The Surface tablet PC has a 10.6-inch non-Retina (which suits me fine) 16:9 aspect ratio (the industry standard for HD) Gorilla Glass 2.0 display and two cameras. At 0.36″ (9.3 mm) thick and weighing just under 1.54 lb. (676 g), it’s slightly thicker and significantly heavier than the new iPad.
The consumer model Surface reportedly is powered by a quad-core 1.4 GHz Nvidia Tegra 3+ ARM CPU with integrated Nvidia GeForce graphics, and will come in 32 GB and 64 GB flash/SSD storage memory configurations plus a microSD card slot, and (hooray!) also has a full-sized USB 2.0 port. It will run Windows RT, the ARM variant of Windows 8, and prices are projected to be in the neighbourhood of $599 for the 32 GB model and $699 with 64 GB.

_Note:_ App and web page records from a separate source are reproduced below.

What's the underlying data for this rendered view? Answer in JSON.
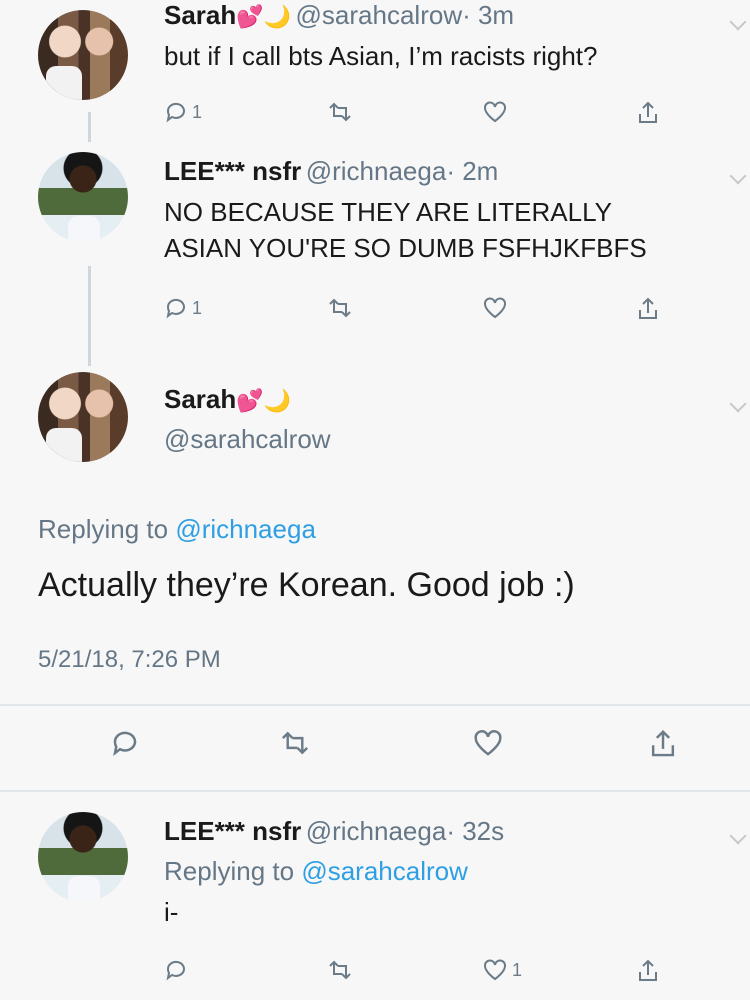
{
  "tweets": [
    {
      "name": "Sarah",
      "emojis": [
        "💕",
        "🌙"
      ],
      "handle": "@sarahcalrow",
      "time": "· 3m",
      "text": "but if I call bts Asian, I’m racists right?",
      "reply_count": "1"
    },
    {
      "name": "LEE*** nsfr",
      "handle": "@richnaega",
      "time": "· 2m",
      "text_line1": "NO BECAUSE THEY ARE LITERALLY",
      "text_line2": "ASIAN YOU'RE SO DUMB FSFHJKFBFS",
      "reply_count": "1"
    }
  ],
  "focused": {
    "name": "Sarah",
    "emojis": [
      "💕",
      "🌙"
    ],
    "handle": "@sarahcalrow",
    "replying_prefix": "Replying to ",
    "replying_handle": "@richnaega",
    "text": "Actually they’re Korean. Good job :)",
    "timestamp": "5/21/18, 7:26 PM"
  },
  "reply": {
    "name": "LEE*** nsfr",
    "handle": "@richnaega",
    "time": "· 32s",
    "replying_prefix": "Replying to ",
    "replying_handle": "@sarahcalrow",
    "text": "i-",
    "like_count": "1"
  },
  "colors": {
    "link": "#2f9fe3",
    "muted": "#657786",
    "background": "#f7f7f7"
  }
}
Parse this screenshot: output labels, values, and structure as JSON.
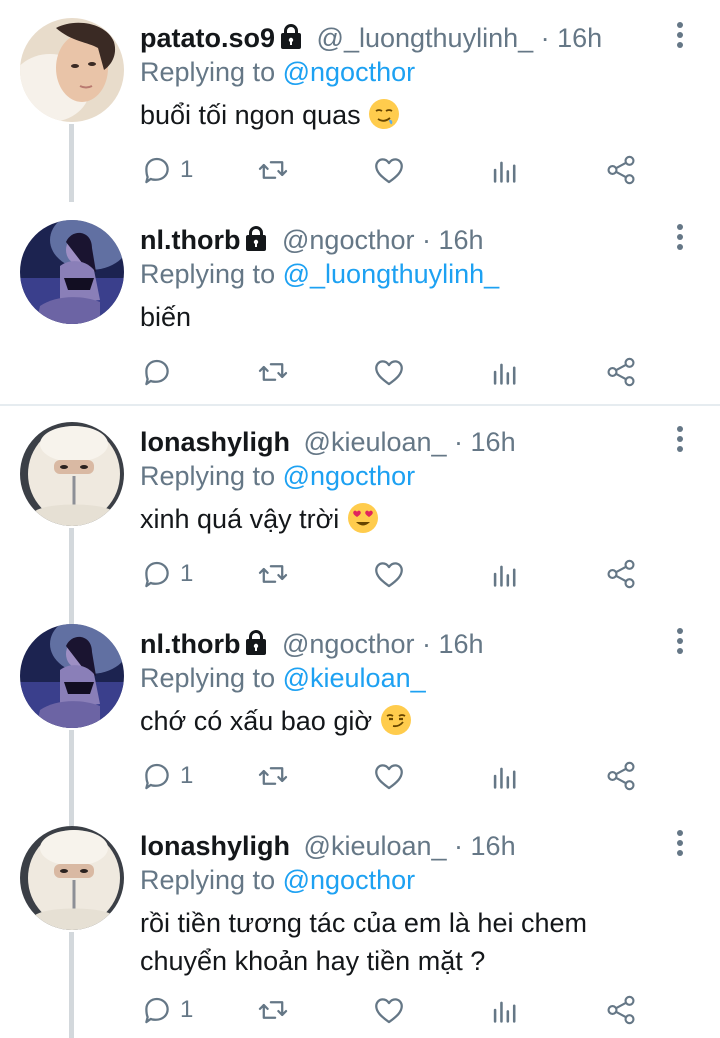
{
  "tweets": [
    {
      "name": "patato.so9",
      "handle": "@_luongthuylinh_ · 16h",
      "reply_prefix": "Replying to",
      "reply_to": "@ngocthor",
      "text": "buổi tối ngon quas",
      "emoji": "drooling-face",
      "reply_count": "1",
      "avatar": "woman-lying-on-pillow"
    },
    {
      "name": "nl.thorb",
      "handle": "@ngocthor · 16h",
      "reply_prefix": "Replying to",
      "reply_to": "@_luongthuylinh_",
      "text": "biến",
      "emoji": "",
      "reply_count": "",
      "avatar": "woman-in-blue-light"
    },
    {
      "name": "lonashyligh",
      "handle": "@kieuloan_ · 16h",
      "reply_prefix": "Replying to",
      "reply_to": "@ngocthor",
      "text": "xinh quá vậy trời",
      "emoji": "heart-eyes-face",
      "reply_count": "1",
      "avatar": "person-in-fur-hood"
    },
    {
      "name": "nl.thorb",
      "handle": "@ngocthor · 16h",
      "reply_prefix": "Replying to",
      "reply_to": "@kieuloan_",
      "text": "chớ có xấu bao giờ",
      "emoji": "smirking-face",
      "reply_count": "1",
      "avatar": "woman-in-blue-light"
    },
    {
      "name": "lonashyligh",
      "handle": "@kieuloan_ · 16h",
      "reply_prefix": "Replying to",
      "reply_to": "@ngocthor",
      "text_line1": "rồi tiền tương tác của em là hei chem",
      "text_line2": "chuyển khoản hay tiền mặt ?",
      "reply_count": "1",
      "avatar": "person-in-fur-hood"
    }
  ],
  "icons": [
    "lock-icon",
    "reply-icon",
    "retweet-icon",
    "like-icon",
    "analytics-icon",
    "share-icon",
    "more-icon"
  ],
  "colors": {
    "link": "#1da1f2",
    "secondary": "#657786",
    "thread_line": "#d3d8dc",
    "divider": "#e6ecf0"
  }
}
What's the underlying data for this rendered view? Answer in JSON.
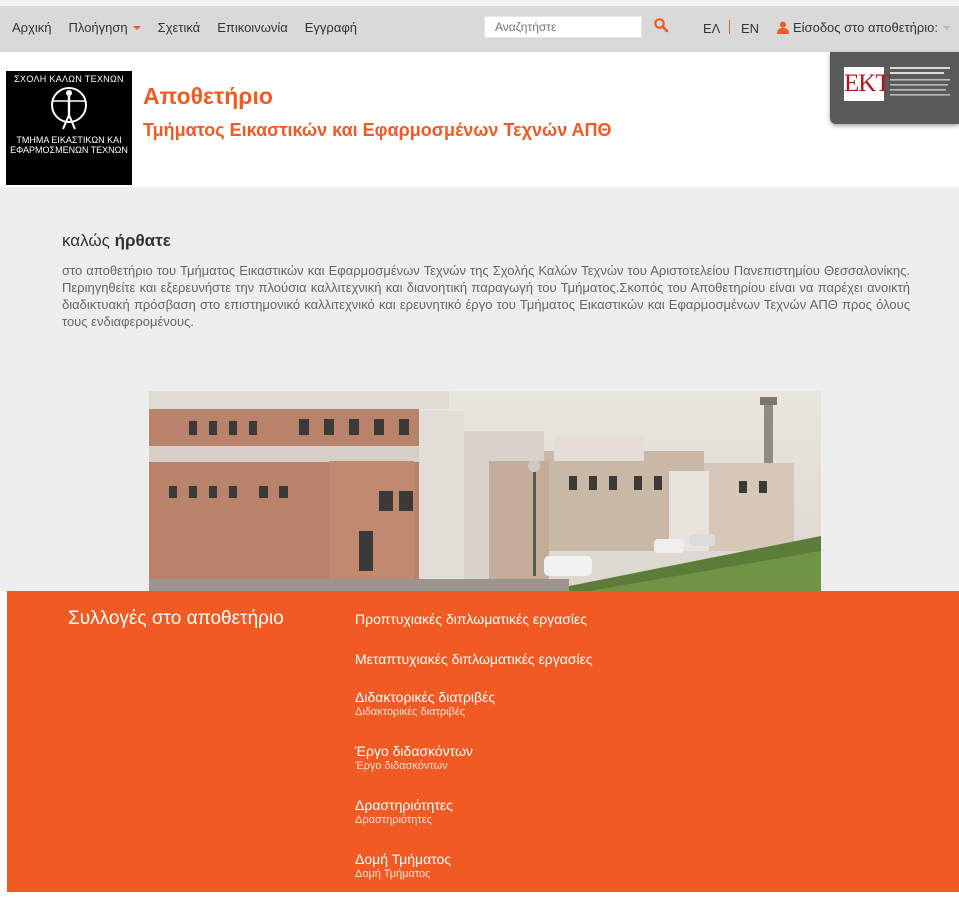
{
  "nav": {
    "items": [
      {
        "label": "Αρχική"
      },
      {
        "label": "Πλοήγηση"
      },
      {
        "label": "Σχετικά"
      },
      {
        "label": "Επικοινωνία"
      },
      {
        "label": "Εγγραφή"
      }
    ],
    "search_placeholder": "Αναζητήστε",
    "lang_el": "ΕΛ",
    "lang_en": "EN",
    "login_label": "Είσοδος στο αποθετήριο:",
    "icons": {
      "search": "search-icon",
      "user": "user-icon",
      "caret": "chevron-down-icon"
    }
  },
  "header": {
    "logo_line1": "ΣΧΟΛΗ ΚΑΛΩΝ ΤΕΧΝΩΝ",
    "logo_line2": "ΤΜΗΜΑ ΕΙΚΑΣΤΙΚΩΝ ΚΑΙ",
    "logo_line3": "ΕΦΑΡΜΟΣΜΕΝΩΝ ΤΕΧΝΩΝ",
    "title": "Αποθετήριο",
    "subtitle": "Τμήματος Εικαστικών και Εφαρμοσμένων Τεχνών ΑΠΘ",
    "ekt_mark": "EKT"
  },
  "welcome": {
    "title_light": "καλώς ",
    "title_bold": "ήρθατε",
    "text": "στο αποθετήριο του Τμήματος Εικαστικών και Εφαρμοσμένων Τεχνών της Σχολής Καλών Τεχνών του Αριστοτελείου Πανεπιστημίου Θεσσαλονίκης. Περιηγηθείτε και εξερευνήστε την πλούσια καλλιτεχνική και διανοητική παραγωγή του Τμήματος.Σκοπός του Αποθετηρίου είναι να παρέχει ανοικτή διαδικτυακή πρόσβαση στο επιστημονικό καλλιτεχνικό και ερευνητικό έργο του Τμήματος Εικαστικών και Εφαρμοσμένων Τεχνών ΑΠΘ προς όλους τους ενδιαφερoμένους."
  },
  "collections": {
    "heading": "Συλλογές στο αποθετήριο",
    "items": [
      {
        "label": "Προπτυχιακές διπλωματικές εργασίες",
        "sub": ""
      },
      {
        "label": "Μεταπτυχιακές διπλωματικές εργασίες",
        "sub": ""
      },
      {
        "label": "Διδακτορικές διατριβές",
        "sub": "Διδακτορικές διατριβές"
      },
      {
        "label": "Έργο διδασκόντων",
        "sub": "Έργο διδασκόντων"
      },
      {
        "label": "Δραστηριότητες",
        "sub": "Δραστηριότητες"
      },
      {
        "label": "Δομή Τμήματος",
        "sub": "Δομή Τμήματος"
      }
    ]
  },
  "colors": {
    "accent": "#f15a22",
    "navbar": "#d9d9d9",
    "welcome_bg": "#eeeeef"
  }
}
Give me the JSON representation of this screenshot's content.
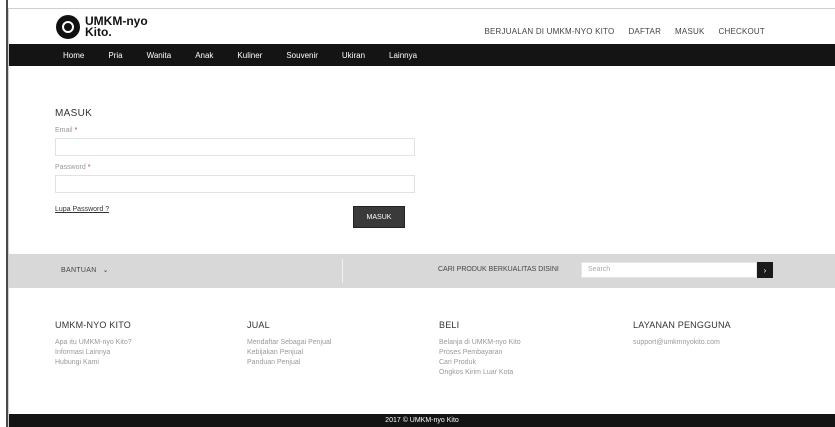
{
  "brand": {
    "name": "UMKM-nyo Kito.",
    "name_line1": "UMKM-nyo",
    "name_line2": "Kito."
  },
  "top_nav": [
    "BERJUALAN DI UMKM-NYO KITO",
    "DAFTAR",
    "MASUK",
    "CHECKOUT"
  ],
  "categories": [
    "Home",
    "Pria",
    "Wanita",
    "Anak",
    "Kuliner",
    "Souvenir",
    "Ukiran",
    "Lainnya"
  ],
  "login": {
    "title": "MASUK",
    "email_label": "Email",
    "password_label": "Password",
    "required_mark": "*",
    "email_value": "",
    "password_value": "",
    "forgot_label": "Lupa Password ?",
    "submit_label": "MASUK"
  },
  "help_bar": {
    "help_label": "BANTUAN",
    "cta": "CARI PRODUK BERKUALITAS DISINI",
    "search_placeholder": "Search",
    "search_button": "›"
  },
  "footer_columns": [
    {
      "title": "UMKM-NYO KITO",
      "items": [
        "Apa itu UMKM-nyo Kito?",
        "Informasi Lainnya",
        "Hubungi Kami"
      ]
    },
    {
      "title": "JUAL",
      "items": [
        "Mendaftar Sebagai Penjual",
        "Kebijakan Penjual",
        "Panduan Penjual"
      ]
    },
    {
      "title": "BELI",
      "items": [
        "Belanja di UMKM-nyo Kito",
        "Proses Pembayaran",
        "Cari Produk",
        "Ongkos Kirim Luar Kota"
      ]
    },
    {
      "title": "LAYANAN PENGGUNA",
      "items": [
        "support@umkmnyokito.com"
      ]
    }
  ],
  "copyright": "2017 © UMKM-nyo Kito"
}
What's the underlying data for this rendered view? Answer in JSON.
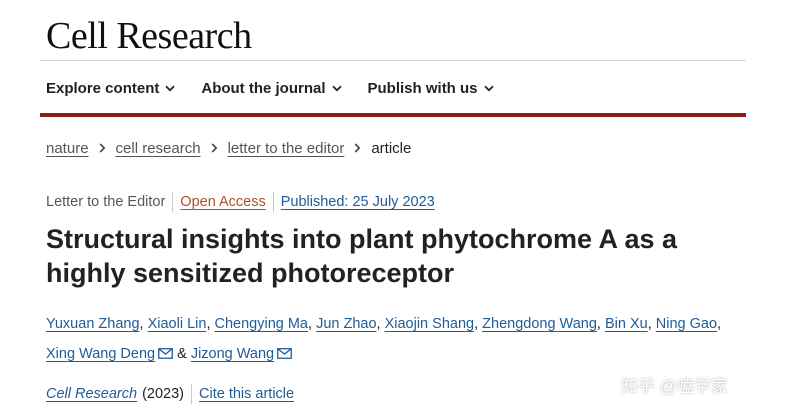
{
  "header": {
    "journal_title": "Cell Research"
  },
  "nav": {
    "items": [
      {
        "label": "Explore content",
        "icon": "chevron-down-icon"
      },
      {
        "label": "About the journal",
        "icon": "chevron-down-icon"
      },
      {
        "label": "Publish with us",
        "icon": "chevron-down-icon"
      }
    ]
  },
  "breadcrumb": {
    "links": [
      "nature",
      "cell research",
      "letter to the editor"
    ],
    "current": "article"
  },
  "article": {
    "type": "Letter to the Editor",
    "open_access": "Open Access",
    "published": "Published: 25 July 2023",
    "title": "Structural insights into plant phytochrome A as a highly sensitized photoreceptor",
    "authors": [
      "Yuxuan Zhang",
      "Xiaoli Lin",
      "Chengying Ma",
      "Jun Zhao",
      "Xiaojin Shang",
      "Zhengdong Wang",
      "Bin Xu",
      "Ning Gao",
      "Xing Wang Deng",
      "Jizong Wang"
    ],
    "author_separator": ",",
    "and": "&",
    "corresponding_icon": "envelope-icon"
  },
  "citation": {
    "journal": "Cell Research",
    "year": "(2023)",
    "cite": "Cite this article"
  },
  "watermark": "知乎 @嗑学家",
  "colors": {
    "accent_bar": "#8a1c1c",
    "link": "#1f5c99",
    "open_access": "#b0512a"
  }
}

The pro model Surface that interests me most will be powered by an Intel Core i5 CPU and include 64 GB or 128 GB of flash storage memory and run the full x86 version of Windows 8 Pro. It will be thicker yet at 0.53″ (13.5 mm) and weighs 1.99 lb. (903 g) which definitely puts it in netbook territory poundage wise, and not that much lighter than an 11-inch MacBook Air (2.38 pounds (1.08 kg). It gets an even better array of I/O ports, including USB 3 and a Mini DisplayPort, plus a micro SDCX card slot and a 2×2 MIMO antenna.
No word on battery life as yet, and it will be interesting to see how that plays out. The Pro model Surface especially sounds like it will be a battery eater, but at least it won’t have to support a Retina display.
Microsoft says the Surface’s enclosure is made using a technique called VaporMg (pronounced Vapor-Mag), which Microsoft says is a combination of material selection and process to mold metal and deposit particles that creates a finish akin to a luxury watch. Starting with magnesium, parts can be molded as thin as .65 mm (thinner than the typical credit card) to create a product that is thin, light, rigid, and strong. VaporMg construction also enables a built-in kickstand that’s instantly available when needed, but disappears when not in use.
Surface is expected to…uh…surface in consumer space in the fall along with Windows 8. Retail pricing will be announced closer to availability and is expected to be competitive with a comparable ARM tablet or Intel Ultrabook-class PC. OEMs will have cost and feature parity on Windows 8 and Windows RT.